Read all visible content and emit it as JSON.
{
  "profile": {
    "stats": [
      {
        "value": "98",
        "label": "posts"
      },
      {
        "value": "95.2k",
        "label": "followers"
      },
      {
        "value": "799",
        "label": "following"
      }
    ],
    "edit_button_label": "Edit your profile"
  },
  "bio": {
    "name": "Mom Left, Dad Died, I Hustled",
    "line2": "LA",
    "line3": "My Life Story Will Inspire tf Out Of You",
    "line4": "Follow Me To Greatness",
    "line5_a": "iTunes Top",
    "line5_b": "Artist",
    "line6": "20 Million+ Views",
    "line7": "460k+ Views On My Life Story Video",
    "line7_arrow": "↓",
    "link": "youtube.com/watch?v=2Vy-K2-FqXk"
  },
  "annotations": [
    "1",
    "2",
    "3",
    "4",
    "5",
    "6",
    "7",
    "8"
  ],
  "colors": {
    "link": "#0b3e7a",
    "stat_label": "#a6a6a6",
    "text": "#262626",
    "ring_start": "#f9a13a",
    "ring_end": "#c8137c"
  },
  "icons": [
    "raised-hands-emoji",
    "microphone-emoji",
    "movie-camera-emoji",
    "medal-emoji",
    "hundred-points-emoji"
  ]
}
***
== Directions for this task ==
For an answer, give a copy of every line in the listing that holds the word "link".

== Response for this exercise ==
    "link": "youtube.com/watch?v=2Vy-K2-FqXk"
    "link": "#0b3e7a",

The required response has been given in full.